Although Apple seemingly stole the show yesterday, LG’s V20 came ahead of Apple’s reveal and has already impressed me a little more. The V20 will be the first non-Nexus smartphone to run Android 7.0 Nougat out of the box, and will offer a 5.7-inch QHD IPS LCD display, which will also be joined by a tiny horizontal screen which shows shortcuts, notifications, and other little gimmicks like personal signatures.
Although this second screen can be switched off, like on its predecessor, this time it does come with some features of its own. Like before, it offers a dedicated space for notifications and the like, it’s also brighter and has improved contrast.
In terms of power, the V20 is right up there with this year’s other handsets, which is interesting considering this isn’t a part of LG’s flagship G series. Inside you’ll find a Qualcomm Snapdragon 820 processor, 4GB RAM, and 64GB storage. There’s also microSD support for upto 2TB, if you so wish. All of this is powered by a replaceable battery rated at 3200mAh. It’ll also have a USB type-C jack for quick charging.
All in all it seems like your standard smartphone affair, but aside from the top specs, there’s a lot more beneath the 5.7-inch display. Specifically the device’s 32-bit quad DAC setup which should make for incredible headphone listening. What’s more, LG has stated that users can purchase discount Bang & Olufsen headphones for the device for a limited time.
B&O have had a lot of input here, too, as they’ve helped fine-tune playvack performance with a 72-stage volume control as well as support for all popular lossless music formats, including Apple Lossless. As for audio recording capabilities, LG says that the V20 can record both voice and loud concerts without any distortion or clipping. This also comes into play when recording video, as users can choose to split the audio from the video and save it as lossless to preserve the best quality possible.
In terms of cameras, the original V10 had dual front-facing cameras, which LG seems to have ditched this time around in favour of a 5-megapixel f/1.9 wide angle shooter on the front.
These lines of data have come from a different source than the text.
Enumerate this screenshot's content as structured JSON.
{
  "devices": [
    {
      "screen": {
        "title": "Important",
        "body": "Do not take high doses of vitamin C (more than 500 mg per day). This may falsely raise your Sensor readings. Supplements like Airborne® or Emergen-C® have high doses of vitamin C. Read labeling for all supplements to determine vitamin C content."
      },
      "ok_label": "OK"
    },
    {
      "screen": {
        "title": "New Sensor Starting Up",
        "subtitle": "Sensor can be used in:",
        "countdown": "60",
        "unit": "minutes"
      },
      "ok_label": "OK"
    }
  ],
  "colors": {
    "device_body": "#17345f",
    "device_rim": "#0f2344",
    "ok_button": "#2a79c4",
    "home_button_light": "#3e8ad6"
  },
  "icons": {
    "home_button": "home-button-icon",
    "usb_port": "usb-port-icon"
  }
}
The dual cameras now appear on the back of the device and includes both a standard angle 16-megapixel sensor with f/1.8 aperture, and optical image stabilisation, plus a wider 8-megapixel camera with aperture of f/2.8.
As for shooting video, this is where the device gets impressive as it’ll come included with Qualcomm’s Steady Record 2.0, which uses data from the phone’s gyroscope to determine whether your hands are still or shaky and corrects the video by cropping the frame slightly.
As you’d expect with any LG camera, there’s also the ability to manually tweak almost all aspects of the camera, from shutter speed, to ISO Settings, all the way to video bitrate if you prefer.
In terms of release date, LG will follow suit with its last V Series device and will launch first in Korea with a wider launch happening after. LG have said that the device will launch in the west in the third quarter, so that gives us a rough release window of sometime in September, though that could indeed change.